UK independent Ophir Energy has announced belt-tightening measures out to 2020 as it prioritizes its Fortuna floating liquefaction project offshore West Africa and expansion of its Asian producing assets. Among these, it said chief operating officer Bill Higgs would be stepping down.
“Ophir’s goal of becoming a sustainable exploration company remains in place and it is forecast that Ophir’s cash flow generation will support the drilling of 2-3 exploration wells per annum when the Fortuna FLNG project is on-stream in 2020,” the company said July 12.
But it said that corporate roles in London and expatriate positions will be reduced by half (equating to 15% of its workforce) resulting in annual cost savings of $10mn-$12mn, after one-off restructuring costs of $7mn: “The company will, nevertheless, retain all competencies essential to the delivery of its core projects, including the remaining work streams required to secure the Final Investment Decision (FID) of Fortuna, to undertake the expansion of the Asian production base and to operate Ophir’s exploration portfolio.”

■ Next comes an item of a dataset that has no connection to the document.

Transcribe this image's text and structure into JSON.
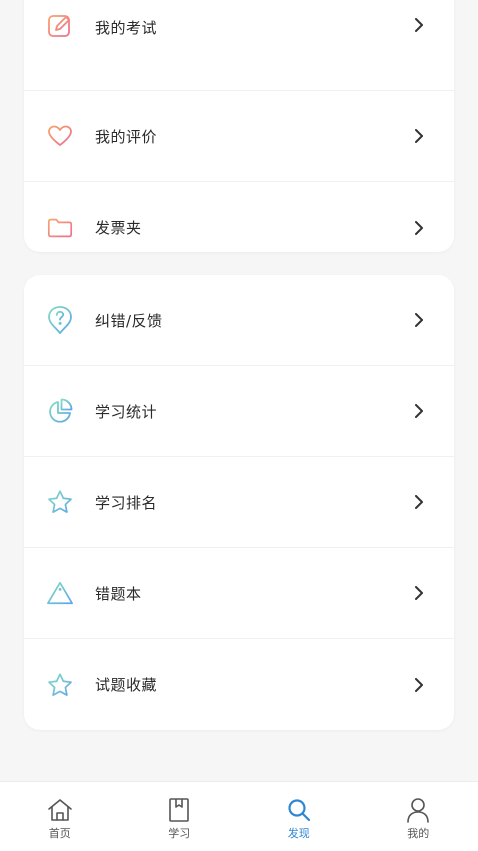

Ophir insisted: “We currently expect FID of the Fortuna Project to be achieved in 2H 2017.” However, it noted that it has yet to award the LNG offtake agreements, and to close out the project debt facility, adding “both of these workstreams are currently being progressed.” Last month the three companies shortlisted to be off-taker were revealed by the Equatoguinean government as Shell, Gunvor and Vitol.
Chinese banks ‘lined up to finance Fortuna FLNG’
Ophir’s July 12 trading statement continued: “Final terms have now been agreed with a shortlist of off-takers and the project stakeholders are currently evaluating which of these offers to accept. These offers comprise Brent [oil-] linked contracts. Principle commercial terms have been agreed with a consortium of three China-based banks for the debt facility and documentation is being completed.”
“Once the offtake decision and debt facility have been agreed, the board of Ophir will be in the position to take the FID, which will also be subject to approval by Ophir’s shareholders and the President of Equatorial Guinea.”
Ophir CEO Nick Cooper had said two months ago that Chinese banks would finance 60% of the expected $2bn cost of the 2.5-2.8mn mt/yr Fortuna FLNG project, but he also said then that he hoped to definitively line up buyers for Fortuna’s LNG by the end of June 2017.
Ophir noted that 1H2017 production averaged 11,300 barrels of oil equivalent per day, 1,200 boe/d less than expected, due to temporarily lower than expected production on its Kerendan (Indonesia) and Sinphuhorm (Thailand) gas fields.
Cooper said July 12: “We have taken certain difficult but necessary decisions to further reduce our cost base….We are closing in on the Fortuna Project FID which will start the monetization of a substantial portion of Ophir’s resource base.”(Source: Mark Smedley)